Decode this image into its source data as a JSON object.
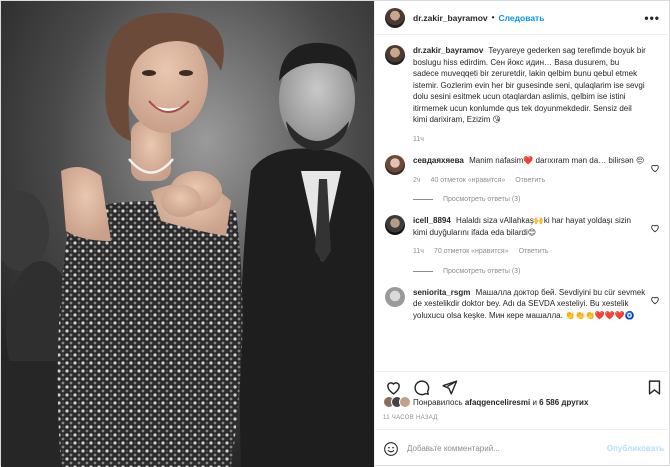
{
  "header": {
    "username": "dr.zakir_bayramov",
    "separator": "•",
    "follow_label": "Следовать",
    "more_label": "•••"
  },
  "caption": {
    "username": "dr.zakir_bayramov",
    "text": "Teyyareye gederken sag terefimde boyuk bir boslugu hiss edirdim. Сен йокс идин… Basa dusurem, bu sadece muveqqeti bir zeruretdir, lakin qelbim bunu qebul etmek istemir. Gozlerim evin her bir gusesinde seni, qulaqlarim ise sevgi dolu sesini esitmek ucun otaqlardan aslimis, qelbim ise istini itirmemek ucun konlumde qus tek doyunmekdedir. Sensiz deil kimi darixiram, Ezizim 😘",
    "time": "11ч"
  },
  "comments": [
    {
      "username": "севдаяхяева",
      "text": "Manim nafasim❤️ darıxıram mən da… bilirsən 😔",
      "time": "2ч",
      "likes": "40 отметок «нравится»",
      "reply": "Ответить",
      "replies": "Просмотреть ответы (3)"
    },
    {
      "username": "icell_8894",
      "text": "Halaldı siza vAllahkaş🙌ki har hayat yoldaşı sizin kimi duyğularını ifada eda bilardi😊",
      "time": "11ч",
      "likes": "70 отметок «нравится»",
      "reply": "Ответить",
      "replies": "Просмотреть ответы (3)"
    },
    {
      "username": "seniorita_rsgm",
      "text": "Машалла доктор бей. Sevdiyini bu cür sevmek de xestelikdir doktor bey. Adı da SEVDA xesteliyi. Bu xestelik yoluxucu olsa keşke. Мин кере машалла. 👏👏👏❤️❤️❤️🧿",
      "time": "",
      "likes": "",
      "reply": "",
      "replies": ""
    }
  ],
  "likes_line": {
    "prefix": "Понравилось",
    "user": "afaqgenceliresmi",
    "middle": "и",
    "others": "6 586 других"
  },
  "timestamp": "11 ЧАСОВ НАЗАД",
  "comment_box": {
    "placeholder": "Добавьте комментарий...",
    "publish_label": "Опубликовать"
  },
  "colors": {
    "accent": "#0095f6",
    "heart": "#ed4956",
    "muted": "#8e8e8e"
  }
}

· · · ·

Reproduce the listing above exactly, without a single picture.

### YOUR SOLUTION
Decode this image into its source data as a JSON object.
{
  "header": {
    "username": "dr.zakir_bayramov",
    "separator": "•",
    "follow_label": "Следовать",
    "more_label": "•••"
  },
  "caption": {
    "username": "dr.zakir_bayramov",
    "text": "Teyyareye gederken sag terefimde boyuk bir boslugu hiss edirdim. Сен йокс идин… Basa dusurem, bu sadece muveqqeti bir zeruretdir, lakin qelbim bunu qebul etmek istemir. Gozlerim evin her bir gusesinde seni, qulaqlarim ise sevgi dolu sesini esitmek ucun otaqlardan aslimis, qelbim ise istini itirmemek ucun konlumde qus tek doyunmekdedir. Sensiz deil kimi darixiram, Ezizim 😘",
    "time": "11ч"
  },
  "comments": [
    {
      "username": "севдаяхяева",
      "text": "Manim nafasim❤️ darıxıram mən da… bilirsən 😔",
      "time": "2ч",
      "likes": "40 отметок «нравится»",
      "reply": "Ответить",
      "replies": "Просмотреть ответы (3)"
    },
    {
      "username": "icell_8894",
      "text": "Halaldı siza vAllahkaş🙌ki har hayat yoldaşı sizin kimi duyğularını ifada eda bilardi😊",
      "time": "11ч",
      "likes": "70 отметок «нравится»",
      "reply": "Ответить",
      "replies": "Просмотреть ответы (3)"
    },
    {
      "username": "seniorita_rsgm",
      "text": "Машалла доктор бей. Sevdiyini bu cür sevmek de xestelikdir doktor bey. Adı da SEVDA xesteliyi. Bu xestelik yoluxucu olsa keşke. Мин кере машалла. 👏👏👏❤️❤️❤️🧿",
      "time": "",
      "likes": "",
      "reply": "",
      "replies": ""
    }
  ],
  "likes_line": {
    "prefix": "Понравилось",
    "user": "afaqgenceliresmi",
    "middle": "и",
    "others": "6 586 других"
  },
  "timestamp": "11 ЧАСОВ НАЗАД",
  "comment_box": {
    "placeholder": "Добавьте комментарий...",
    "publish_label": "Опубликовать"
  },
  "colors": {
    "accent": "#0095f6",
    "heart": "#ed4956",
    "muted": "#8e8e8e"
  }
}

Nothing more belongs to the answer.